So while chilli prices are still at historically high levels, the role of speculative investors in roiling the market and the difficulty some small farmers are having in selling their products have raised concerns. The government has already cracked down in other red-hot markets including equities and property.
The jump in prices has also captured attention in India, the world’s top producer, where traders say orders from China are up.
“If China’s production drops, it will help us in raising exports,” said Alapati Srinivasa Rao, a trader based at Guntur, India’s biggest market for chillies. “India is the only country that can supply large amount of chillies to China.”
This is the second time in less than a year that speculators have put Jinxiang in the spotlight. Last summer, a small group of retail investors piled into garlic, spurring a spike in prices of the pungent bulbs.
Just a few months later, buyers had cleared their garlic stocks and were looking for fresh investment opportunities.

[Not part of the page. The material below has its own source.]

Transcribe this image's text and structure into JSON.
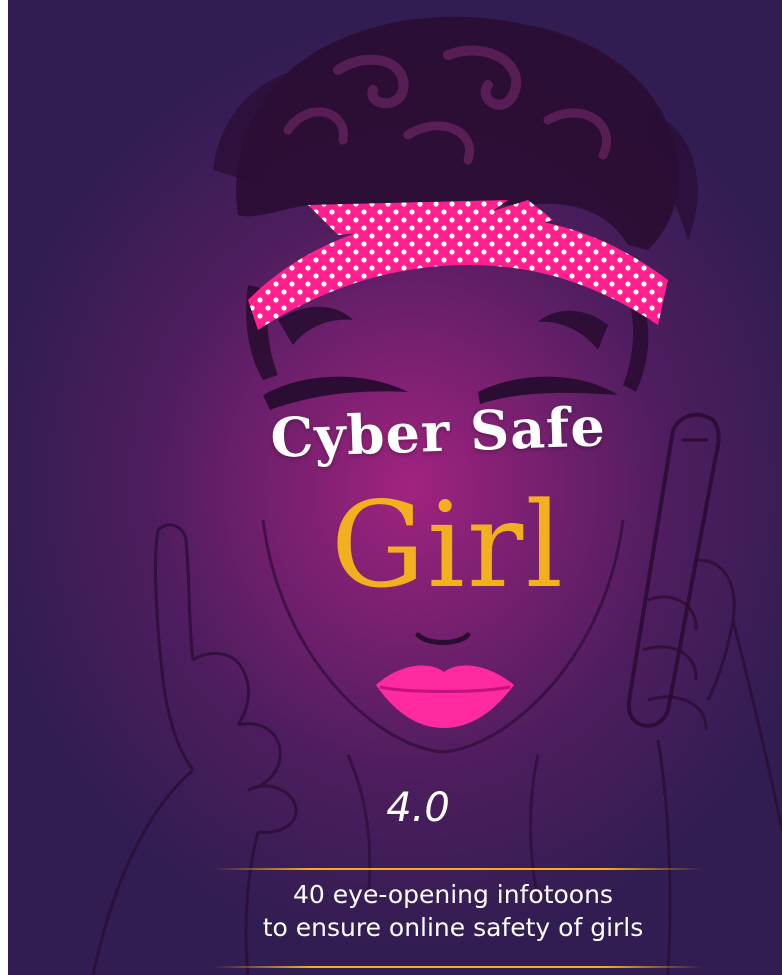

“All my clients made money from investing in garlic. Then they saw they could also hoard chillies, so they bought in,” said Li Shun, a 45-year old agent in Jinxiang, overseeing piles of chillies being sacked up in his chilled warehouses.
The two crops go hand in hand. Farmers plant chillies after picking their garlic crop around May, harvesting around August and shipping them to market once they have dried.
Spurred by the hope of big returns and growing demand for use in dishes, particularly from Sichuan and Hunan, China’s chilli acreage this year is forecast to rise 3 percent to 1.6 million hectares, according to the Chinese Academy of Agricultural Sciences.
He Shan, purchasing manager of a trading company based in China’s southwestern Chongqing province, has stashed nearly 2,000 tonnes of Jinxiang-grown chillies this year.
“I am very positive about the chilli prices,” he said. “Demand will be strong no matter what, but there is great deficit in supplies this year.”
But not everyone is so bullish, with some traders steering clear due to concerns about volatile prices, uncertain demand and a fragmented industry.
And as with the garlic boom of last summer, most of the profits are going to traders and investors, not farmers.
After counting on the sale of his chillies bringing in around half his annual income, Gao was still sitting on his crop after the Lunar New Year holiday passed.
“We did not get any money from the harvest. Our spring festival was quite rough,” he said.
Additional reporting by Rajendra Jadhav in MUMBAI; Editing by Lincoln Feast